They don't believe in it.
They're going to retool constantly, not start over.
So the fact that Hahn even mentions it as a possibility is somewhat startling, and I'm honestly not sure how I feel about it.
Back in 1997, on July 31, the day of the trade deadline, the White Sox pulled the trigger on the infamous White Flag Trade. The Sox, who were a game under .500, but only 3.5 games behind the Indians, traded Wilson Alvarez, Danny Darwin and Roberto Hernandez to the Giants for six players, including Keith Foulke, Bobby Howry and Mike Caruso.
At the time I was a 16-year old kid obsessed with two things: White Sox baseball, and trying to get laid. In that order.
The trade made me furious.
In retrospect, it was the right decision. The White Sox weren't catching that Indians team, but I didn't realize it at the time. All I know was that I saw a team I cared an awful lot about just giving up, and setting me up for a few years of misery watching bad baseball.
I actually withdrew from the team for a while. I didn't stop being a White Sox fan, but I didn't care nearly as much. I felt as if I'd been let down, and I felt as though I'd been stabbed in the back. It was a few years before I'd truly recover, too.
Well, it's 19 years later, and I'm a lot different. I care about White Sox baseball and getting....
Okay, so maybe things haven't changed that much.
But back to the business at hand.
If the White Sox really do go down the rebuilding path -- and I don't believe they will -- I'm somewhat conflicted on the idea. The logical part of me believes that, in this day and age, it's the best approach to take when you're in this position. You can't do it on the fly, no matter how smart you think are. The Sox have proven this to us all the last few years.
These days in baseball, you're a have or a have-not, and a lot of times you need to be a have-not for a while to become a have. Just look at what the Astros and Cubs have done in recent years.
Now, there's no guarantee. You can't just lose a lot of games and wait for generational talent to roll in. You have to be smart, and you have to make wise decisions along the way, but even without a guarantee, the risk involved is worth it. The payoff could be huge, compared to what we have now, which is "hey, maybe we'll win 82 games and get lucky."
The problem is I'm not just a logical human being.
Just thinking about trading somebody like Chris Sale hurts me. It literally sends a shiver down my spine to even consider the idea.

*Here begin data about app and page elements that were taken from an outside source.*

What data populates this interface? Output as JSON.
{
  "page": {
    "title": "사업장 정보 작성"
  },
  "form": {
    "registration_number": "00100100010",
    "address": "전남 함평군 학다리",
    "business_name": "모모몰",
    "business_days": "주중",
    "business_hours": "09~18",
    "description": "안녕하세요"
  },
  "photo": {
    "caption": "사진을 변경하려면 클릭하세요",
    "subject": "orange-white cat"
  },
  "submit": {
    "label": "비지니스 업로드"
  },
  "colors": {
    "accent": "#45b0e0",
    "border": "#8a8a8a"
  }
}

There are very few players of Sale's caliber that come along in your lifetime, in any sport, and in any team. You want to cherish them while they're there, and the thought of the White Sox willingly giving that up, even with the possibility of a huge return, scares me.

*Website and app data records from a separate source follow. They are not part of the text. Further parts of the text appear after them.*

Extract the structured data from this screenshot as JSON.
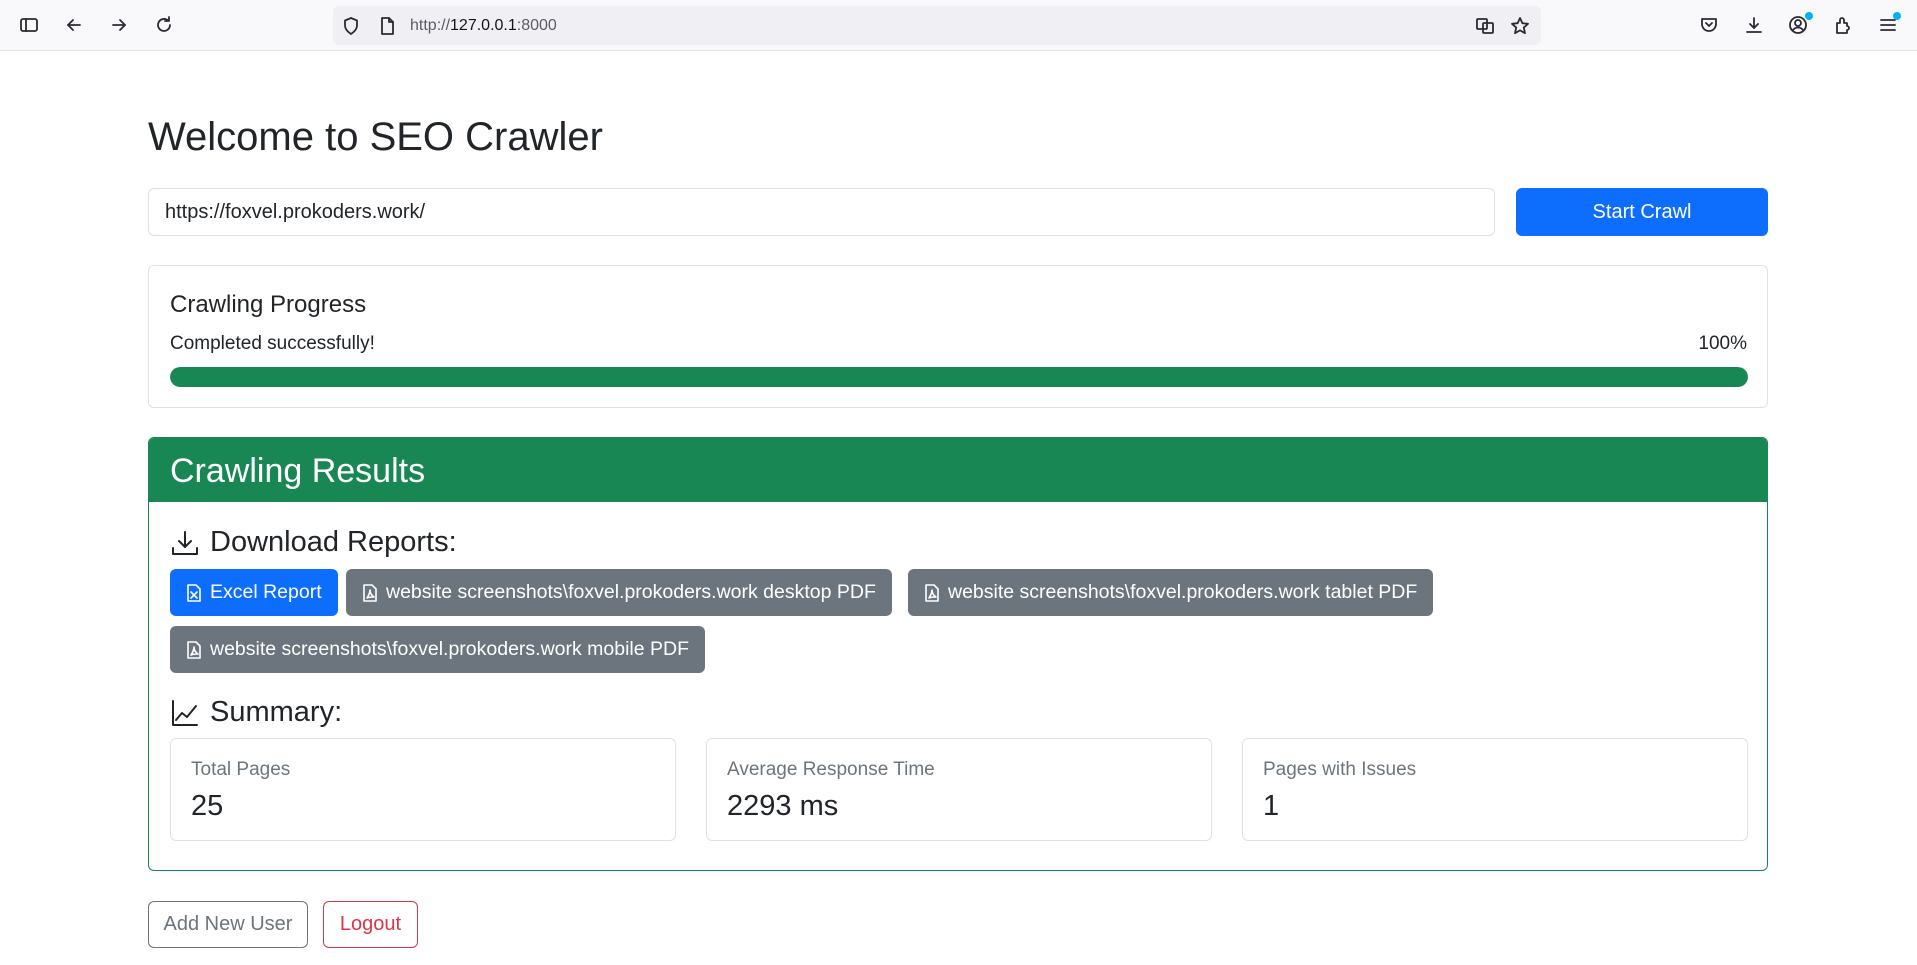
{
  "browser": {
    "url_scheme": "http://",
    "url_host": "127.0.0.1",
    "url_port": ":8000"
  },
  "page": {
    "title": "Welcome to SEO Crawler",
    "url_input_value": "https://foxvel.prokoders.work/",
    "start_button": "Start Crawl"
  },
  "progress": {
    "title": "Crawling Progress",
    "status": "Completed successfully!",
    "percent_label": "100%",
    "percent": 100,
    "color": "#198754"
  },
  "results": {
    "title": "Crawling Results",
    "header_color": "#198754",
    "downloads_heading": "Download Reports:",
    "reports": [
      {
        "label": "Excel Report",
        "icon": "file-excel-icon"
      },
      {
        "label": "website screenshots\\foxvel.prokoders.work desktop PDF",
        "icon": "file-pdf-icon"
      },
      {
        "label": "website screenshots\\foxvel.prokoders.work tablet PDF",
        "icon": "file-pdf-icon"
      },
      {
        "label": "website screenshots\\foxvel.prokoders.work mobile PDF",
        "icon": "file-pdf-icon"
      }
    ],
    "summary_heading": "Summary:",
    "stats": [
      {
        "label": "Total Pages",
        "value": "25"
      },
      {
        "label": "Average Response Time",
        "value": "2293 ms"
      },
      {
        "label": "Pages with Issues",
        "value": "1"
      }
    ]
  },
  "footer": {
    "add_user": "Add New User",
    "logout": "Logout"
  },
  "colors": {
    "primary": "#0d6efd",
    "secondary": "#6c757d",
    "success": "#198754",
    "danger": "#dc3545"
  }
}
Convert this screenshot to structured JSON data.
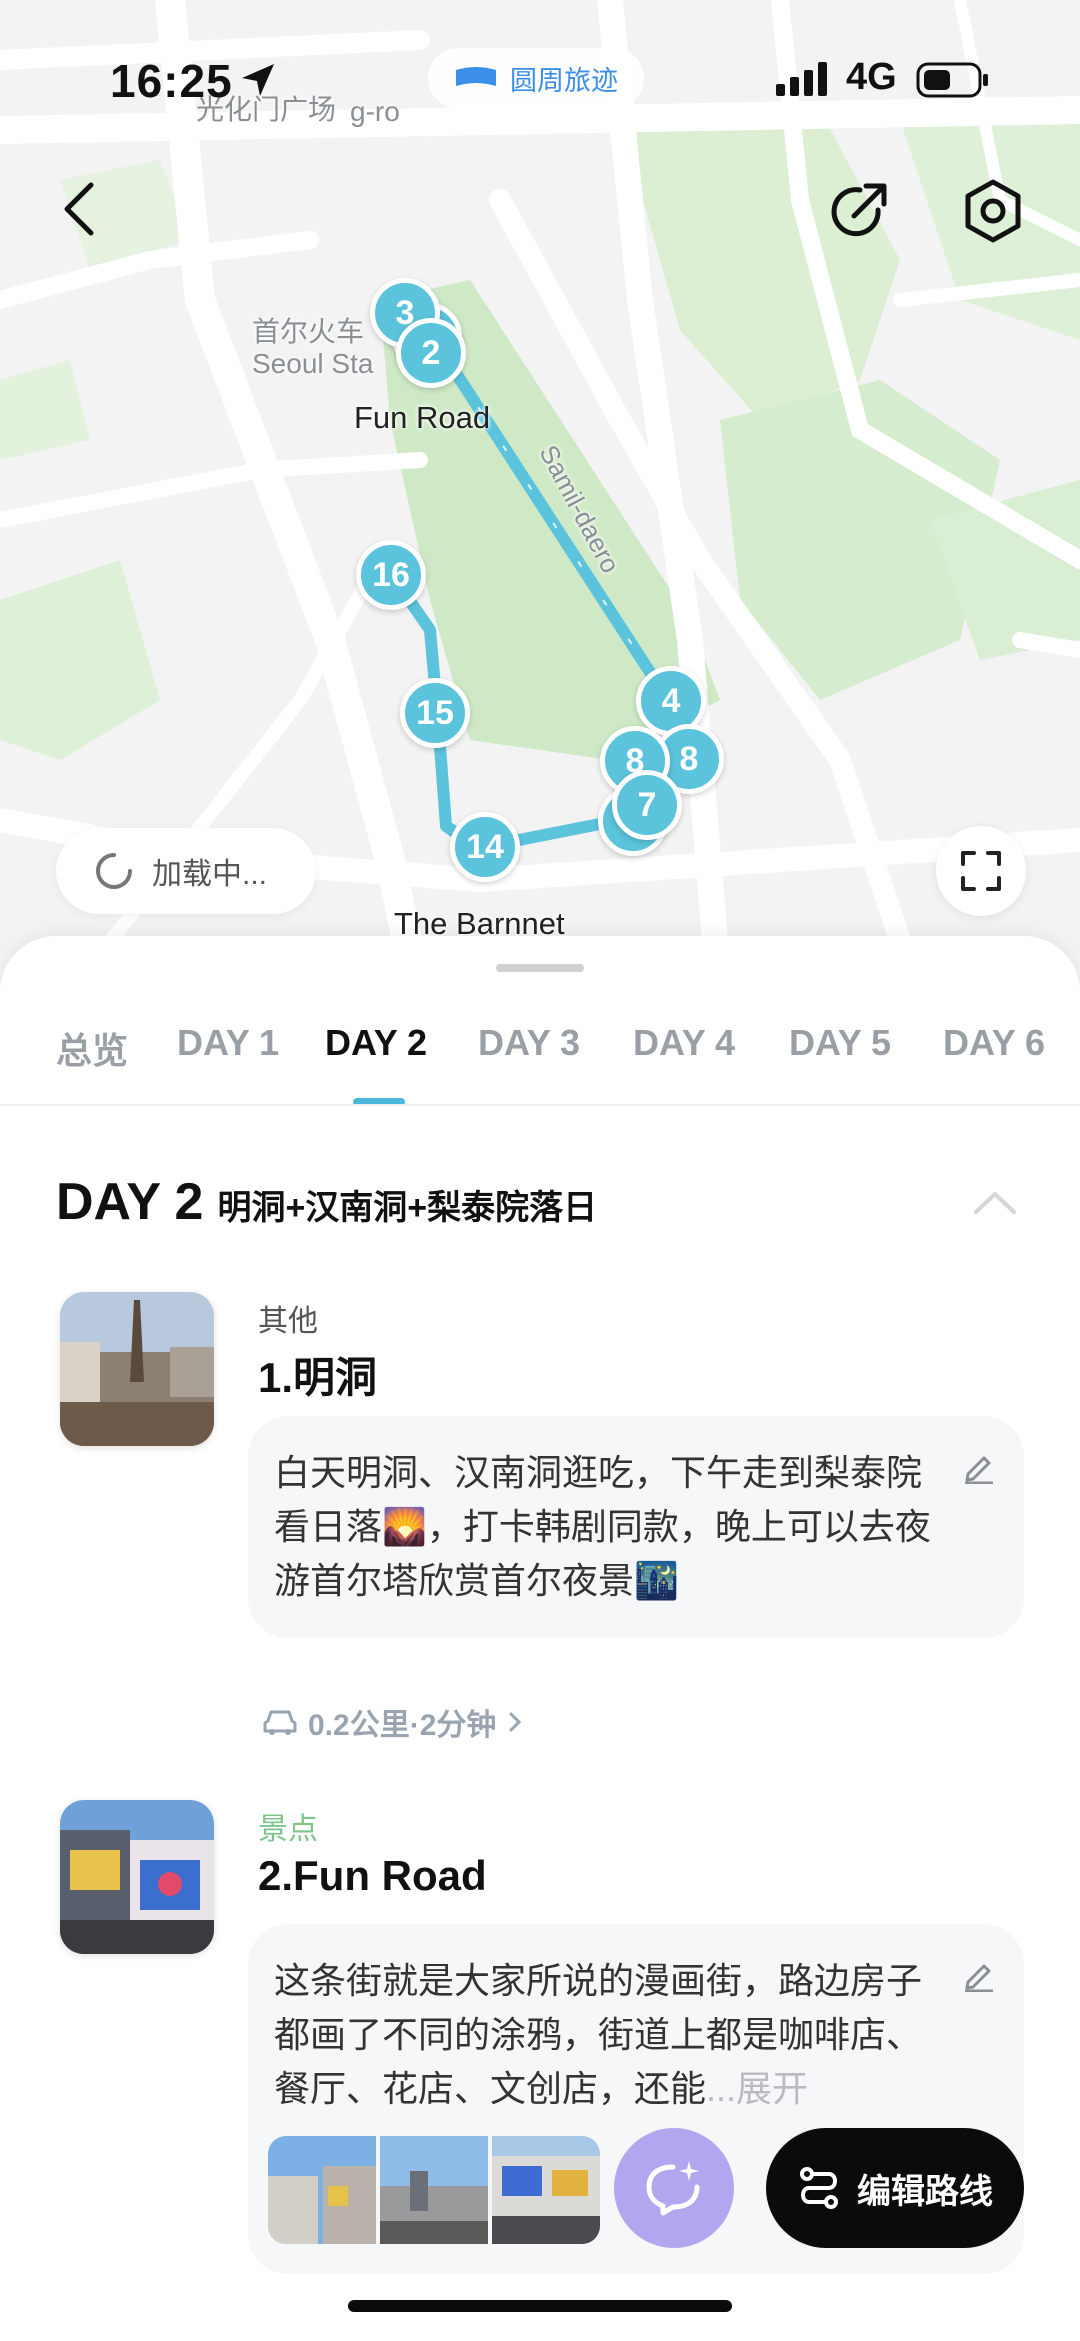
{
  "status_bar": {
    "time": "16:25",
    "app_pill": "圆周旅迹",
    "network": "4G"
  },
  "map": {
    "labels": {
      "square": "光化门广场",
      "road_fragment": "g-ro",
      "station_cn": "首尔火车",
      "station_en": "Seoul Sta",
      "fun_road": "Fun Road",
      "samil": "Samil-daero",
      "barnett": "The Barnnet"
    },
    "pins": [
      "3",
      "2",
      "16",
      "15",
      "14",
      "4",
      "8",
      "8",
      "7"
    ],
    "loading_text": "加载中..."
  },
  "tabs": [
    "总览",
    "DAY 1",
    "DAY 2",
    "DAY 3",
    "DAY 4",
    "DAY 5",
    "DAY 6"
  ],
  "active_tab": "DAY 2",
  "day": {
    "title": "DAY 2",
    "subtitle": "明洞+汉南洞+梨泰院落日"
  },
  "items": [
    {
      "category": "其他",
      "category_color": "#555555",
      "name": "1.明洞",
      "note": "白天明洞、汉南洞逛吃，下午走到梨泰院看日落🌄，打卡韩剧同款，晚上可以去夜游首尔塔欣赏首尔夜景🌃"
    },
    {
      "category": "景点",
      "category_color": "#7cc48a",
      "name": "2.Fun Road",
      "note": "这条街就是大家所说的漫画街，路边房子都画了不同的涂鸦，街道上都是咖啡店、餐厅、花店、文创店，还能",
      "expand": "...展开"
    }
  ],
  "transit": {
    "text": "0.2公里·2分钟"
  },
  "actions": {
    "edit_route": "编辑路线"
  },
  "colors": {
    "route": "#5bc3dc",
    "accent": "#4cb6dc",
    "ai_button": "#b3a6ef"
  }
}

I'm also not sure I want to sit through two, three, or possibly even four 100-loss seasons. Yes, I love baseball, and I love the White Sox, but that doesn't mean I want to subject myself to bad baseball for what could be two calendar years of my lifetime.

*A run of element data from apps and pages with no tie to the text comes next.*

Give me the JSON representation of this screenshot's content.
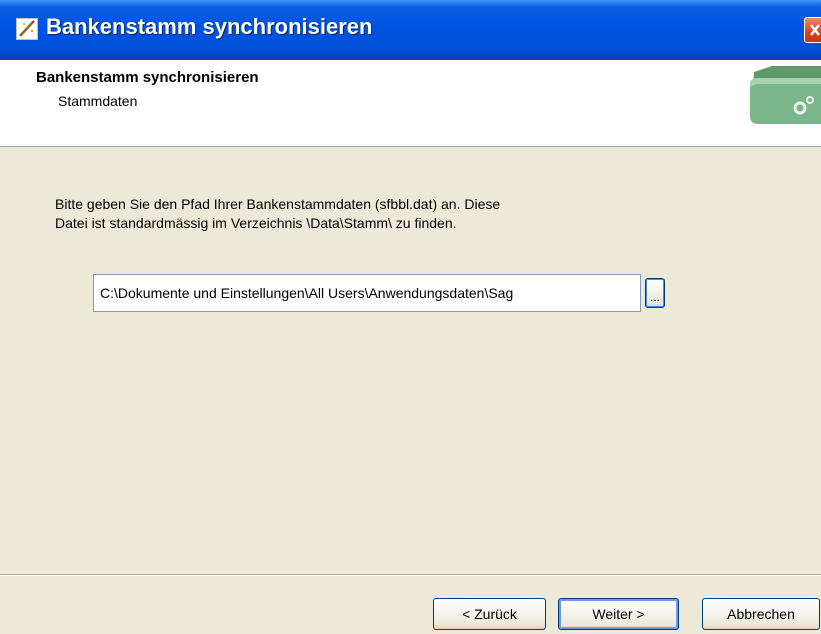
{
  "window": {
    "title": "Bankenstamm synchronisieren",
    "icon": "wizard-wand-icon",
    "close_icon": "close-icon"
  },
  "header": {
    "title": "Bankenstamm synchronisieren",
    "subtitle": "Stammdaten",
    "graphic": "folder-gear-icon"
  },
  "body": {
    "instruction_line1": "Bitte geben Sie den Pfad Ihrer Bankenstammdaten (sfbbl.dat) an. Diese",
    "instruction_line2": "Datei ist standardmässig im Verzeichnis \\Data\\Stamm\\ zu finden.",
    "path_value": "C:\\Dokumente und Einstellungen\\All Users\\Anwendungsdaten\\Sag",
    "browse_label": "..."
  },
  "buttons": {
    "back": "< Zurück",
    "next": "Weiter >",
    "cancel": "Abbrechen"
  },
  "colors": {
    "titlebar": "#0054e3",
    "dialog_bg": "#ece9d8",
    "close": "#d8431c",
    "folder": "#6aa67a"
  }
}
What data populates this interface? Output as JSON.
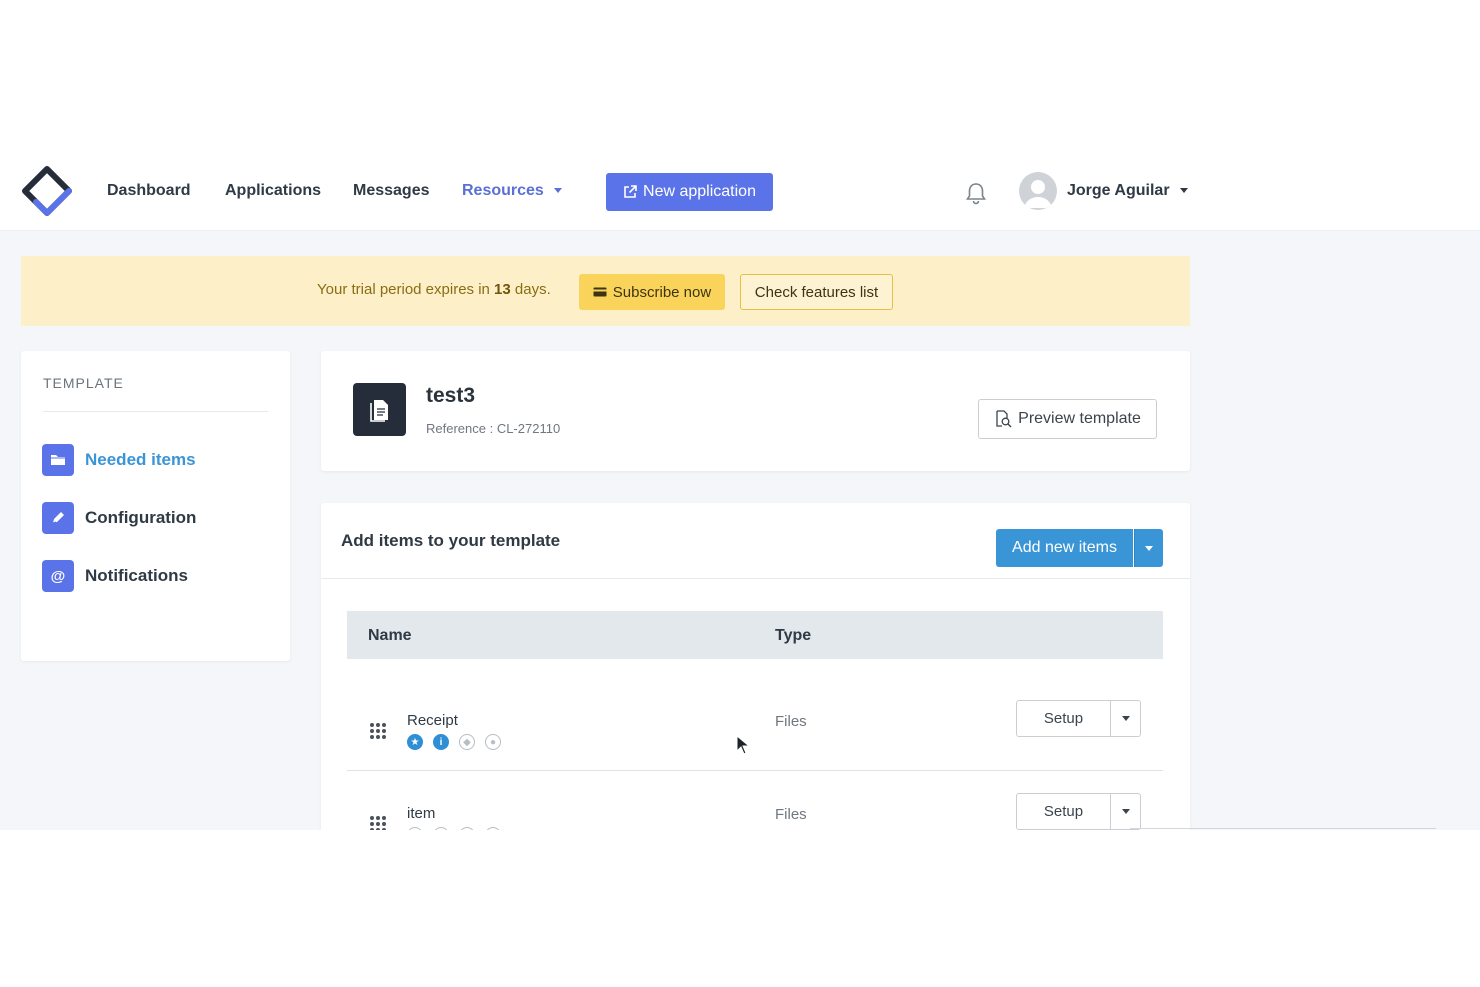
{
  "nav": {
    "links": [
      "Dashboard",
      "Applications",
      "Messages",
      "Resources"
    ],
    "new_application": "New application",
    "user_name": "Jorge Aguilar"
  },
  "banner": {
    "text_before": "Your trial period expires in ",
    "days": "13",
    "text_after": " days.",
    "subscribe": "Subscribe now",
    "features": "Check features list"
  },
  "sidebar": {
    "title": "TEMPLATE",
    "items": [
      {
        "label": "Needed items",
        "icon": "folder-icon"
      },
      {
        "label": "Configuration",
        "icon": "pencil-icon"
      },
      {
        "label": "Notifications",
        "icon": "at-icon"
      }
    ]
  },
  "template": {
    "name": "test3",
    "reference": "Reference : CL-272110",
    "preview": "Preview template"
  },
  "items": {
    "title": "Add items to your template",
    "add_button": "Add new items",
    "columns": [
      "Name",
      "Type"
    ],
    "setup_label": "Setup",
    "rows": [
      {
        "name": "Receipt",
        "type": "Files"
      },
      {
        "name": "item",
        "type": "Files"
      }
    ]
  },
  "colors": {
    "primary": "#5b73e8",
    "accent_blue": "#3a95d6",
    "banner_bg": "#fdf0c8",
    "subscribe_bg": "#f9d35a"
  }
}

This shit is supposed to be fun!
Dreaming on prospects and potential can only get you through so much of the grind.
I say all of this with complete and total understanding that it's these very feelings I have about a rebuild that have helped contribute to the franchise's fear of actually doing one. I also know that I'm not alone in having these thoughts.
No matter how badly a rebuild may be, no fan ever truly wants one.
That's the dilemma I'm staring in the face right now. What I know is right isn't exactly what I want.
And now, thanks to Rick Hahn's words, I'm preparing myself for a choice I don't want to make.
The White Sox are mired in mediocrity, and I'm ensnared in ennui.